Every record below should be printed exactly, except for the pictures.

### Source data
+++++
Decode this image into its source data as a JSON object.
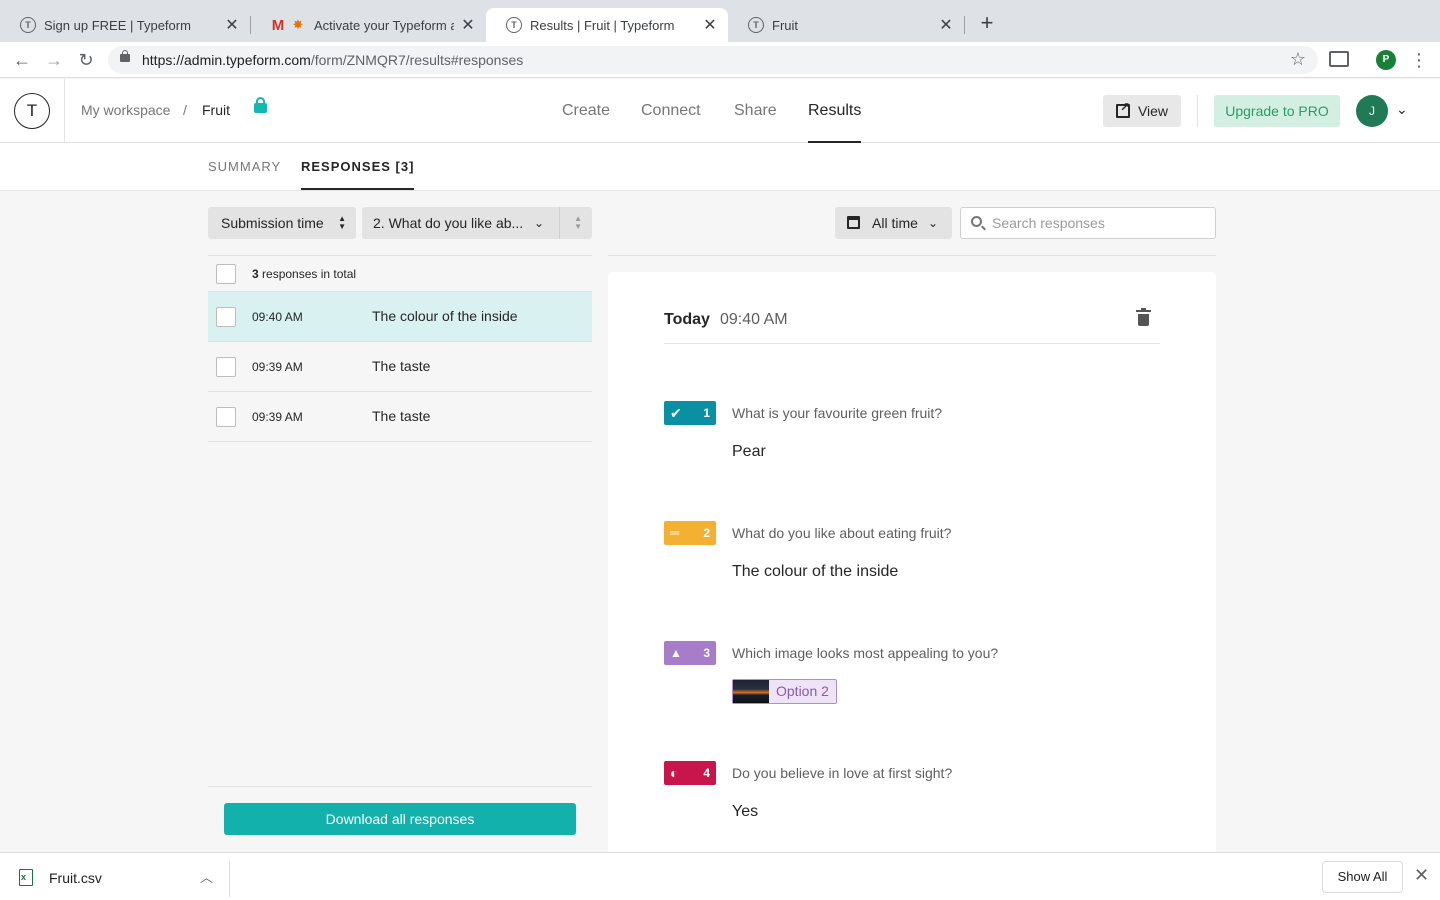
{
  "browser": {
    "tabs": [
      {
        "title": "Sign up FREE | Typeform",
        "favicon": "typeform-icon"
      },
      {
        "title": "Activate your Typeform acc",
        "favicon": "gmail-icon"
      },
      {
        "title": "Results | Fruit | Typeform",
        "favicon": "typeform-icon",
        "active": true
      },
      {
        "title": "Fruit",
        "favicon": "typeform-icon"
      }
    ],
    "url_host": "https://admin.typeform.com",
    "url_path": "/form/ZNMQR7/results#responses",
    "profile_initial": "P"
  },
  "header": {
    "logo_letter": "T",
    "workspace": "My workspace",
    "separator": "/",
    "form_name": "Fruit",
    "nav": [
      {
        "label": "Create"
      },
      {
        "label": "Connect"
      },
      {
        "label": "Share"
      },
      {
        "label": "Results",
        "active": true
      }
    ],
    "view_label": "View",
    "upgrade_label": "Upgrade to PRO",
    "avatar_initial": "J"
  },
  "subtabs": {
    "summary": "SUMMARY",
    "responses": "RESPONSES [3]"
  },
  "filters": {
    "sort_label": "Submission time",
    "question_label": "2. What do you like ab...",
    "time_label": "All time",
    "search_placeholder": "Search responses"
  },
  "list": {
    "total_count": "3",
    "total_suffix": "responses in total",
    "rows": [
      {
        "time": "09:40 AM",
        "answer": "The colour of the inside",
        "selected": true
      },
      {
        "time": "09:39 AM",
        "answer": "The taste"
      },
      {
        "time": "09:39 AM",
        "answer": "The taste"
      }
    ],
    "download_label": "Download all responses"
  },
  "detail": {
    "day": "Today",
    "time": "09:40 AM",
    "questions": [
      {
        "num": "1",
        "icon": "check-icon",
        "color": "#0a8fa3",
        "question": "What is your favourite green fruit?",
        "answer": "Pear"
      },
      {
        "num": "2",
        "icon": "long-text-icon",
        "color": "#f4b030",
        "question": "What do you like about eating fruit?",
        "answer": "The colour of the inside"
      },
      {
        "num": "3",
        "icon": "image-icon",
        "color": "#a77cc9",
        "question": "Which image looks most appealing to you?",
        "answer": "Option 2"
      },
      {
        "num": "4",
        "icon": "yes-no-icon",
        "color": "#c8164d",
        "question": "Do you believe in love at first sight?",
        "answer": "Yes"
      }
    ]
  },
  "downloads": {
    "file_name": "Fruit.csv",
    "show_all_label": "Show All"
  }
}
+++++
### Written solution
Decode this image into its source data as a JSON object.
{
  "browser": {
    "tabs": [
      {
        "title": "Sign up FREE | Typeform",
        "favicon": "typeform-icon"
      },
      {
        "title": "Activate your Typeform acc",
        "favicon": "gmail-icon"
      },
      {
        "title": "Results | Fruit | Typeform",
        "favicon": "typeform-icon",
        "active": true
      },
      {
        "title": "Fruit",
        "favicon": "typeform-icon"
      }
    ],
    "url_host": "https://admin.typeform.com",
    "url_path": "/form/ZNMQR7/results#responses",
    "profile_initial": "P"
  },
  "header": {
    "logo_letter": "T",
    "workspace": "My workspace",
    "separator": "/",
    "form_name": "Fruit",
    "nav": [
      {
        "label": "Create"
      },
      {
        "label": "Connect"
      },
      {
        "label": "Share"
      },
      {
        "label": "Results",
        "active": true
      }
    ],
    "view_label": "View",
    "upgrade_label": "Upgrade to PRO",
    "avatar_initial": "J"
  },
  "subtabs": {
    "summary": "SUMMARY",
    "responses": "RESPONSES [3]"
  },
  "filters": {
    "sort_label": "Submission time",
    "question_label": "2. What do you like ab...",
    "time_label": "All time",
    "search_placeholder": "Search responses"
  },
  "list": {
    "total_count": "3",
    "total_suffix": "responses in total",
    "rows": [
      {
        "time": "09:40 AM",
        "answer": "The colour of the inside",
        "selected": true
      },
      {
        "time": "09:39 AM",
        "answer": "The taste"
      },
      {
        "time": "09:39 AM",
        "answer": "The taste"
      }
    ],
    "download_label": "Download all responses"
  },
  "detail": {
    "day": "Today",
    "time": "09:40 AM",
    "questions": [
      {
        "num": "1",
        "icon": "check-icon",
        "color": "#0a8fa3",
        "question": "What is your favourite green fruit?",
        "answer": "Pear"
      },
      {
        "num": "2",
        "icon": "long-text-icon",
        "color": "#f4b030",
        "question": "What do you like about eating fruit?",
        "answer": "The colour of the inside"
      },
      {
        "num": "3",
        "icon": "image-icon",
        "color": "#a77cc9",
        "question": "Which image looks most appealing to you?",
        "answer": "Option 2"
      },
      {
        "num": "4",
        "icon": "yes-no-icon",
        "color": "#c8164d",
        "question": "Do you believe in love at first sight?",
        "answer": "Yes"
      }
    ]
  },
  "downloads": {
    "file_name": "Fruit.csv",
    "show_all_label": "Show All"
  }
}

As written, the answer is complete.